For weeks ahead of taking Venezuela’s oldest and most widely watched television station off the air, President Hugo Chavez and his regime maintained the fiction that the move was nothing more than a regulatory matter. A broadcasting license was up for renewal, and in this particular case, the broadcaster had all too often violated regulations protecting Venezuelan viewers from indecency and violent programming. Or as Venezuela’s envoy to Spain said of Radio Caracas Television, the “licensee did not behave, and therefore the agreement was not renewed.”
But once RCTV was off the air, it didn’t take long for the Venezuelan strongman Hugo Chavez to lift the veil, threatening to shut down any media outlet that displeases him. “I am going to go after those resisting the revolution,” Mr. Chavez announced, “and eliminate them one by one.” What counts as resistance? Anything other than fawning coverage of his “revolution” is deemed to be a threat against Venezuela and against Mr. Chavez personally. For the chavistas, the president is the government of Venezuela, and any opposition to him is an attack on the nation. Mr. Chavez aggressively promotes the notion that he and the state are inseparable, as when he sneered this weekend that “Separation of powers and alternation of powers is a device of bourgeois democracy.”

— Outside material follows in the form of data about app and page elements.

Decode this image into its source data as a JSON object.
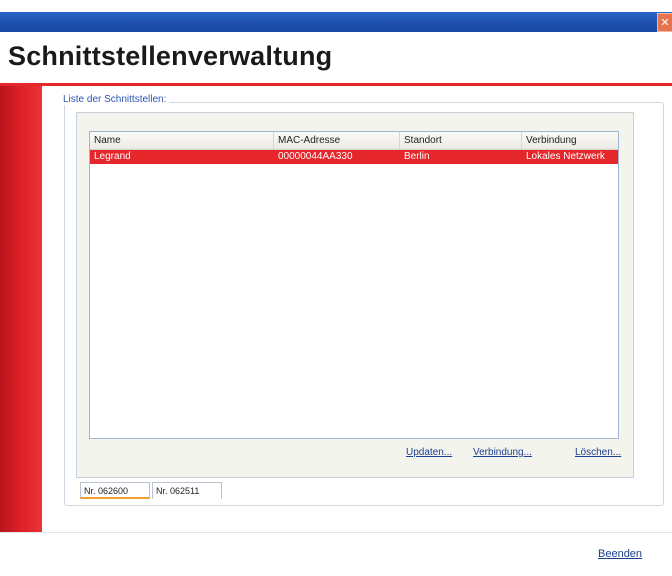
{
  "window": {
    "close_glyph": "✕"
  },
  "header": {
    "title": "Schnittstellenverwaltung"
  },
  "group": {
    "legend": "Liste der Schnittstellen:"
  },
  "table": {
    "columns": [
      "Name",
      "MAC-Adresse",
      "Standort",
      "Verbindung"
    ],
    "rows": [
      [
        "Legrand",
        "00000044AA330",
        "Berlin",
        "Lokales Netzwerk"
      ]
    ],
    "selected_row_color": "#e5262a"
  },
  "actions": {
    "update": "Updaten...",
    "connection": "Verbindung...",
    "delete": "Löschen..."
  },
  "tabs": [
    {
      "label": "Nr. 062600",
      "active": true
    },
    {
      "label": "Nr. 062511",
      "active": false
    }
  ],
  "footer": {
    "exit": "Beenden"
  },
  "colors": {
    "accent_red": "#e5262a",
    "titlebar_blue": "#1d4fad",
    "link_blue": "#1b3f8f"
  }
}
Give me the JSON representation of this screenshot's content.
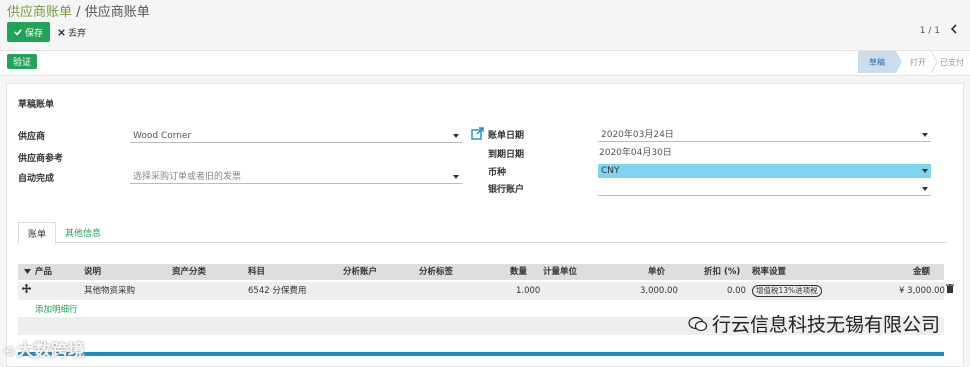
{
  "breadcrumb": {
    "parent": "供应商账单",
    "separator": "/",
    "current": "供应商账单"
  },
  "toolbar": {
    "save_label": "保存",
    "discard_label": "丢弃"
  },
  "pager": {
    "value": "1 / 1",
    "prev_icon": "chevron-left-icon"
  },
  "statusbar": {
    "validate_label": "验证",
    "stages": [
      "草稿",
      "打开",
      "已支付"
    ],
    "active_stage": "草稿"
  },
  "form": {
    "title": "草稿账单",
    "vendor_label": "供应商",
    "vendor_value": "Wood Corner",
    "vendor_ref_label": "供应商参考",
    "autocomplete_label": "自动完成",
    "autocomplete_placeholder": "选择采购订单或者旧的发票",
    "bill_date_label": "账单日期",
    "bill_date_value": "2020年03月24日",
    "due_date_label": "到期日期",
    "due_date_value": "2020年04月30日",
    "currency_label": "币种",
    "currency_value": "CNY",
    "bank_label": "银行账户",
    "bank_value": "",
    "external_link_icon": "external-link-icon"
  },
  "tabs": [
    {
      "label": "账单",
      "active": true
    },
    {
      "label": "其他信息",
      "active": false
    }
  ],
  "table": {
    "headers": {
      "product": "产品",
      "desc": "说明",
      "asset": "资产分类",
      "account": "科目",
      "analytic_account": "分析账户",
      "analytic_tags": "分析标签",
      "qty": "数量",
      "uom": "计量单位",
      "price": "单价",
      "discount": "折扣 (%)",
      "taxes": "税率设置",
      "amount": "金额"
    },
    "rows": [
      {
        "product": "",
        "desc": "其他物资采购",
        "asset": "",
        "account": "6542 分保费用",
        "analytic_account": "",
        "analytic_tags": "",
        "qty": "1.000",
        "uom": "",
        "price": "3,000.00",
        "discount": "0.00",
        "tax": "增值税13%进项税",
        "amount": "¥ 3,000.00"
      }
    ],
    "add_line_label": "添加明细行"
  },
  "watermarks": {
    "right": "行云信息科技无锡有限公司",
    "left": "大数跨境"
  },
  "colors": {
    "primary": "#21a45a",
    "link": "#7c9a3a",
    "highlight": "#7fd5ef",
    "accent_bar": "#1b8ec7"
  }
}
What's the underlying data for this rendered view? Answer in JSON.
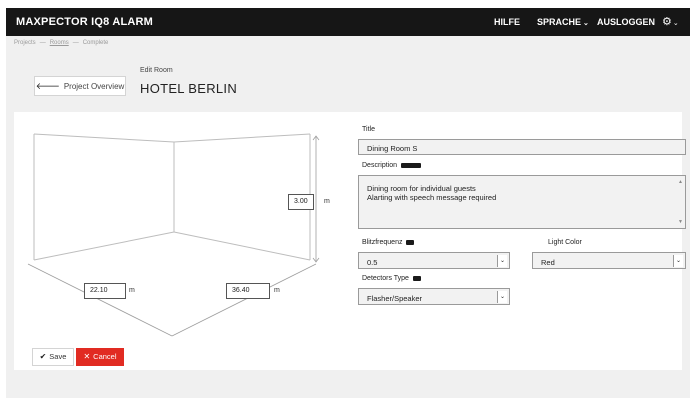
{
  "app": {
    "brand": "MAXPECTOR IQ8 ALARM",
    "nav": {
      "help": "HILFE",
      "language": "SPRACHE",
      "logout": "AUSLOGGEN"
    }
  },
  "breadcrumb": {
    "items": [
      "Projects",
      "Rooms",
      "Complete"
    ]
  },
  "header": {
    "back_label": "Project Overview",
    "subtitle": "Edit Room",
    "title": "HOTEL BERLIN"
  },
  "room": {
    "width": "22.10",
    "depth": "36.40",
    "height": "3.00",
    "unit": "m"
  },
  "form": {
    "title_label": "Title",
    "title_value": "Dining Room S",
    "description_label": "Description",
    "description_value": "Dining room for individual guests\nAlarting with speech message required",
    "flash_label": "Blitzfrequenz",
    "flash_value": "0.5",
    "light_color_label": "Light Color",
    "light_color_value": "Red",
    "detectors_label": "Detectors Type",
    "detectors_value": "Flasher/Speaker"
  },
  "actions": {
    "save_label": "Save",
    "cancel_label": "Cancel"
  },
  "colors": {
    "topbar": "#161616",
    "cancel": "#e12b22",
    "background": "#f0f0f0"
  },
  "icons": {
    "settings": "gear-icon",
    "dropdown": "chevron-down-icon",
    "back": "arrow-left-icon",
    "save": "check-icon",
    "cancel": "close-icon",
    "info": "info-badge-icon"
  }
}
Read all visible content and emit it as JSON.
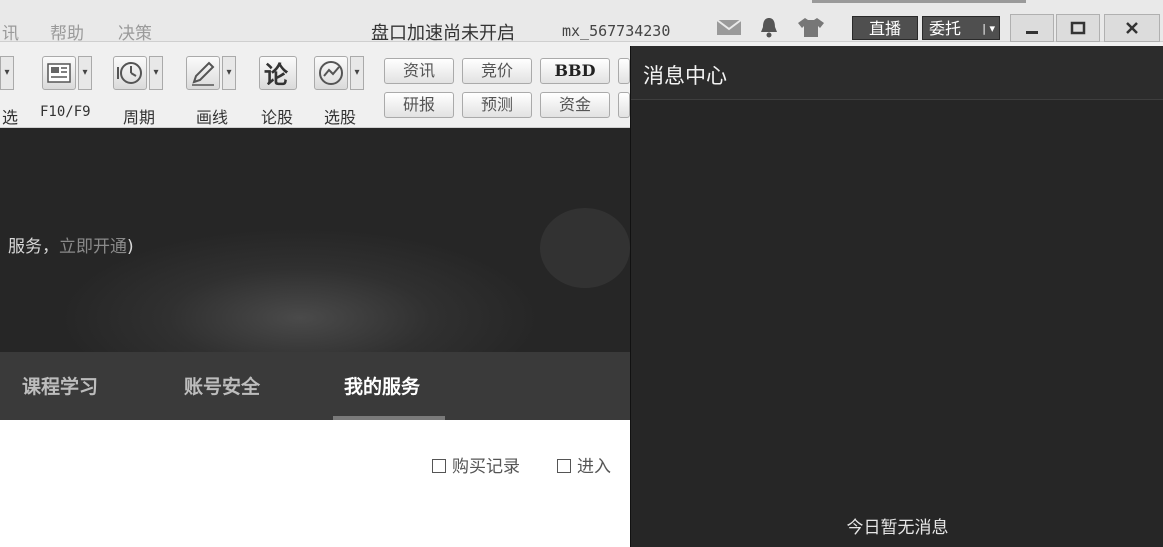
{
  "menubar": {
    "menu_items": [
      "讯",
      "帮助",
      "决策"
    ],
    "status": "盘口加速尚未开启",
    "username": "mx_567734230",
    "live_label": "直播",
    "entrust_label": "委托",
    "icons": [
      "mail-icon",
      "bell-icon",
      "shirt-icon"
    ]
  },
  "toolbar": {
    "tools": [
      {
        "label": "选",
        "icon": "screener-icon"
      },
      {
        "label": "F10/F9",
        "icon": "f10-icon"
      },
      {
        "label": "周期",
        "icon": "clock-icon"
      },
      {
        "label": "画线",
        "icon": "pencil-icon"
      },
      {
        "label": "论股",
        "icon": "forum-icon"
      },
      {
        "label": "选股",
        "icon": "stock-pick-icon"
      }
    ],
    "pills_row1": [
      "资讯",
      "竞价",
      "BBD"
    ],
    "pills_row2": [
      "研报",
      "预测",
      "资金"
    ]
  },
  "banner": {
    "text": "服务，",
    "link": "立即开通",
    "tail": ")"
  },
  "tabs": [
    "课程学习",
    "账号安全",
    "我的服务"
  ],
  "active_tab": "我的服务",
  "links": {
    "purchase": "购买记录",
    "enter": "进入"
  },
  "message_center": {
    "title": "消息中心",
    "empty": "今日暂无消息"
  }
}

Globovision, a small cable TV network, has been one of the only Venezuelan media outlets willing to cover the student protests sparked by the closure of RCTV. Mr. Chavez denounced the network as “enemies of the motherland,” and taunted: “Greetings, Globovision, you will see where you will go.” Mr. Chavez isn’t known for the subtlety of his threats. “I am warning you in front of the country,” el Presidente declared at a rally. “I recommend they take a tranquilizer and cool down, because if not, I will take care of Globovision myself.”
Undeterred, the network has kept up its coverage, showing abundant footage of students, their hands painted white and held high to clearly show that they are unarmed, tear-gassed, clubbed by the government’s riot thugs and blasted with water cannons. CNN kept up its coverage too. Mr. Chavez’ regime responded by accusing Globovision and CNN both of trying to incite the assassination of the president. In Venezuela, even the most basic sort of media coverage gets labeled terrorism, and is treated as such. “I can take away the concession of any media outlet that practices media terrorism,” Mr. Chavez proclaimed. No wonder nearly every other broadcaster in the country has gone into a defensive crouch of self-censorship.
Venezuela’s regime could not be more clear about its ambition to silence dissent. And finally the United States is speaking bluntly too. At a meeting of the Organization of American States in Panama City, Secretary of State Condoleezza Rice spoke out against the closing of RCTV, calling freedom of speech “the beginning of justice in every society.” Miss Rice said: “Everyone recognizes that when you start closing down television stations because they express opposition to the leadership, that that is, in fact, a strong move against democracy.” That threat to democracy extends well beyond Venezuela’s borders.
Emboldened — and financed — by Venezuela, rulers in Ecuador and Bolivia are moving to crush media that make room for dissenting voices. “The main adversaries of my presidency, of my government,” said Bolivia’s Evo Morales, “are certain communications media.” When Mr. Morales made this statement, Venezuela had just put the padlock on RCTV, so it is clear what he had in mind when he said he would “draw on the experience of our friends in Venezuela and Cuba.”
Ecuador’s president Rafael Correa announced a Chavez-like initiative to review media “concessions.” Venezuela’s college students are bravely risking their futures, even their lives, by publicly protesting Hugo Chavez and the authoritarian juggernaut his regime has become. We can and should do more to support their cause. We broadcasters can make a simple gesture of solidarity with them by tying black ribbons on our microphones, or wearing black ribbons on our lapels, especially on June 27, which is Journalists’ Day in Venezuela. But it’s not enough to dress ourselves in crepe, mourning the death of free speech under the Chavez regime. There are more important gestures of solidarity to be made. First among them is to keep the issue of freedom in Venezuela alive by not allowing Mr. Chavez’ fait accompli to be accepted as old news. In other words, we need to exercise our free speech in defense of free speech in Venezuela, and anywhere it is under assault.
Blanquita Cullum is a member of the Broadcasting Board of Governors and is chairman of the Talkers First Amendment Committee.